Your task is to copy every line of the records below that contains "untuk".
----
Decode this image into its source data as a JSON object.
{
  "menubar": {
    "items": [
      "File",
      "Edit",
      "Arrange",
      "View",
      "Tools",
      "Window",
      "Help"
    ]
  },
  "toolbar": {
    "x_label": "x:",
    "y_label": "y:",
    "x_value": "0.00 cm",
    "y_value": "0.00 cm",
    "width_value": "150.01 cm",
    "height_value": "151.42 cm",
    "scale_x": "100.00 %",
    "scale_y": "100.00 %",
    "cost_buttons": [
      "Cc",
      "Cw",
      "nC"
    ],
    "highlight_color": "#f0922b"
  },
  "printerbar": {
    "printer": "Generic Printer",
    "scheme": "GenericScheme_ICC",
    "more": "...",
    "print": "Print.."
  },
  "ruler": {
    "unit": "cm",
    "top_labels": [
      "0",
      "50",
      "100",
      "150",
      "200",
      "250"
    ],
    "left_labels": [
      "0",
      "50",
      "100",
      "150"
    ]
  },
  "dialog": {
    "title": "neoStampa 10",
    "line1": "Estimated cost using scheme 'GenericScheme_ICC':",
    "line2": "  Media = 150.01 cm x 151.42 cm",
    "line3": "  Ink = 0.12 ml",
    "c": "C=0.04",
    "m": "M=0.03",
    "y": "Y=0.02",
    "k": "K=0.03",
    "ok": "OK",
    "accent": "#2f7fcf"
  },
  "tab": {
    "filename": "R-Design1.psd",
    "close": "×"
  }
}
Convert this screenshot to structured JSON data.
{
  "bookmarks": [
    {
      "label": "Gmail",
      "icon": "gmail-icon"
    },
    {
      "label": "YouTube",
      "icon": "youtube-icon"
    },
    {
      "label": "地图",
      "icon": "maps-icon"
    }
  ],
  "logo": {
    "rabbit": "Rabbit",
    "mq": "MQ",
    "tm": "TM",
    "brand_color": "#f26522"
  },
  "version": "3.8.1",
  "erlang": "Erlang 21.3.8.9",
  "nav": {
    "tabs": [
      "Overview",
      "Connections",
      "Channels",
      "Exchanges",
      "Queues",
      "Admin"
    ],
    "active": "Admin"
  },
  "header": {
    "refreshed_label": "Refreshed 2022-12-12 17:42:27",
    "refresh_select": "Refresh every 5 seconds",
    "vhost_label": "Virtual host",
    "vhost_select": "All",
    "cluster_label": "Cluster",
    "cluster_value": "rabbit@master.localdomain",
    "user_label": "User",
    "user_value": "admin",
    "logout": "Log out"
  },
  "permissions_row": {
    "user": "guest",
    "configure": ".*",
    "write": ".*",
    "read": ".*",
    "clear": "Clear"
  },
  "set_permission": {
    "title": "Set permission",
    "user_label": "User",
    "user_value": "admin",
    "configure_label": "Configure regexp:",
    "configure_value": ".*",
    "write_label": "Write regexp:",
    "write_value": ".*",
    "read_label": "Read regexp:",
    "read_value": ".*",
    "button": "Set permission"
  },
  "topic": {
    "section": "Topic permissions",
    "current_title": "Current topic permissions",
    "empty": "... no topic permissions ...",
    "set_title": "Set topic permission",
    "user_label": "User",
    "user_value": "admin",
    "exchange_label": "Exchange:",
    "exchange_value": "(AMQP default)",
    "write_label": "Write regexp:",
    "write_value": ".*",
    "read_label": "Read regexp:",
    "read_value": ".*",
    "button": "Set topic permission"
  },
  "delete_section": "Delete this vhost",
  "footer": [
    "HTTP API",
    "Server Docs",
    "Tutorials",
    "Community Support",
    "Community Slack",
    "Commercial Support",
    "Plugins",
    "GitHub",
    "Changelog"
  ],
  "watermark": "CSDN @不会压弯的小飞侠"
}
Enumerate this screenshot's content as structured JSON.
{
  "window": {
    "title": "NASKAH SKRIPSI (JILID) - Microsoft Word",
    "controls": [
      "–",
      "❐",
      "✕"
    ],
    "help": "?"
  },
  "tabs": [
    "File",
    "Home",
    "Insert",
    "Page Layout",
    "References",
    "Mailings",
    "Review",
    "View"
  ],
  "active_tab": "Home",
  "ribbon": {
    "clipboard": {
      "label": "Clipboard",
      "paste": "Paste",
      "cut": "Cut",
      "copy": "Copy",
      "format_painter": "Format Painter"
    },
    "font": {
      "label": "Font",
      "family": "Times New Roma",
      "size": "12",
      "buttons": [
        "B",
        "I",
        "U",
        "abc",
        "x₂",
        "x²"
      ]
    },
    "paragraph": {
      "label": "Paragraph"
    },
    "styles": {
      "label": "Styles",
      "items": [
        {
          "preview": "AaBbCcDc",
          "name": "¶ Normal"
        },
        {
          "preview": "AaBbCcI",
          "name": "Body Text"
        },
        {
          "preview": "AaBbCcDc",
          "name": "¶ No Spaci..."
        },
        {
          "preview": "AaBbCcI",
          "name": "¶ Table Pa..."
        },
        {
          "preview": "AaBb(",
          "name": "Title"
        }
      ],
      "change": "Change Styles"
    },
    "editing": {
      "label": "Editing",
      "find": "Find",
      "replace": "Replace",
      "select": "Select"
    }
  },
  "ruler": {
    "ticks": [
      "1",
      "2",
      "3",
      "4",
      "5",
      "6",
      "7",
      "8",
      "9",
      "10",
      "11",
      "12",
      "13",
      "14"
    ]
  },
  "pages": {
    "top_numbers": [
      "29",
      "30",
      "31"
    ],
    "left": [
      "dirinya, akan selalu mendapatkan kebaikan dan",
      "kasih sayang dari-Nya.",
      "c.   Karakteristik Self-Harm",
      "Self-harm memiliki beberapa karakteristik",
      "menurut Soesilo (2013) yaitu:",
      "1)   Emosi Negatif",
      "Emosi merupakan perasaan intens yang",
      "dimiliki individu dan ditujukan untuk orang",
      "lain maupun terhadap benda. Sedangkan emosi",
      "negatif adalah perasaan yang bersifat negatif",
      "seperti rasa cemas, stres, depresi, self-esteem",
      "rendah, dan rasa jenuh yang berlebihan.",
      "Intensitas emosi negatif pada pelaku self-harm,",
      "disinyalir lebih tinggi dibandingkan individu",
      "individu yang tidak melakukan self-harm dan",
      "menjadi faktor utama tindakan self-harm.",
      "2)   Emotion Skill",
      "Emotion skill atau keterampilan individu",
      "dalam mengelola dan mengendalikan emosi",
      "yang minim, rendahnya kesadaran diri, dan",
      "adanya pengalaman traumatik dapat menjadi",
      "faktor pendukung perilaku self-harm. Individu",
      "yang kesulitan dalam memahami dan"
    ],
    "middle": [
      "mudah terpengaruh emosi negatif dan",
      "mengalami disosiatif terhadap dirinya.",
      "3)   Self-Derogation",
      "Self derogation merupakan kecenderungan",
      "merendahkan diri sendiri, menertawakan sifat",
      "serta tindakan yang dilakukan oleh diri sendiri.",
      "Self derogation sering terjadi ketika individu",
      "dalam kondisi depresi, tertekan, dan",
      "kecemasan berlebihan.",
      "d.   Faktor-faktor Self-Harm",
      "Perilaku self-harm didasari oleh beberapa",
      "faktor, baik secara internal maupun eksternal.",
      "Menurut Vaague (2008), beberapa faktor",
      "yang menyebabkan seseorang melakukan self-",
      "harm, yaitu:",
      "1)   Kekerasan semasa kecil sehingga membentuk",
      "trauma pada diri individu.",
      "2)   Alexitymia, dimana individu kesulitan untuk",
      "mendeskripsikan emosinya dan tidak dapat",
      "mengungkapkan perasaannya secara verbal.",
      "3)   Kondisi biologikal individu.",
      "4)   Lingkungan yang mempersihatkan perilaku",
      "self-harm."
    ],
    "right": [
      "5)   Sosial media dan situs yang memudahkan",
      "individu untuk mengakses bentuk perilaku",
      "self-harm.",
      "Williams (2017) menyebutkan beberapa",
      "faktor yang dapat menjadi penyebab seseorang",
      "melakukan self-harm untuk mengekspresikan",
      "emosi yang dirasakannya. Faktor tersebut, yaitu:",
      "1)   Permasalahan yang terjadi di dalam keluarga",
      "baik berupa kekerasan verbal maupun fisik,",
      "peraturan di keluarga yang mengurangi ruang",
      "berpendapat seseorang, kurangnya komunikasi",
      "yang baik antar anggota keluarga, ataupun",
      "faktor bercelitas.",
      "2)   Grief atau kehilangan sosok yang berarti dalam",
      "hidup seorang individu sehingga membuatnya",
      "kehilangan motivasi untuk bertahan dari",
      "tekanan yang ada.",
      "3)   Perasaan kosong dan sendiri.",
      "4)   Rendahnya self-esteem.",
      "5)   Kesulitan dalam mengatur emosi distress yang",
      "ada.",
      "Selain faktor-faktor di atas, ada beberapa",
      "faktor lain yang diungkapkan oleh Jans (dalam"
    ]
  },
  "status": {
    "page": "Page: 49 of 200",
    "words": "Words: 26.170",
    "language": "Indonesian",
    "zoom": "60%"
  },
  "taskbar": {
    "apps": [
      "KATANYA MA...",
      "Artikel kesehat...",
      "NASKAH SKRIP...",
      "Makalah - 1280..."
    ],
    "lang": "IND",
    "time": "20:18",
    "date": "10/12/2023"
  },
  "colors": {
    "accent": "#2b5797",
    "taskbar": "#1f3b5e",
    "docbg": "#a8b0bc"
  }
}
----
▶ Response area:
      "dimiliki individu dan ditujukan untuk orang",
      "2)   Alexitymia, dimana individu kesulitan untuk",
      "individu untuk mengakses bentuk perilaku",
      "melakukan self-harm untuk mengekspresikan",
      "kehilangan motivasi untuk bertahan dari",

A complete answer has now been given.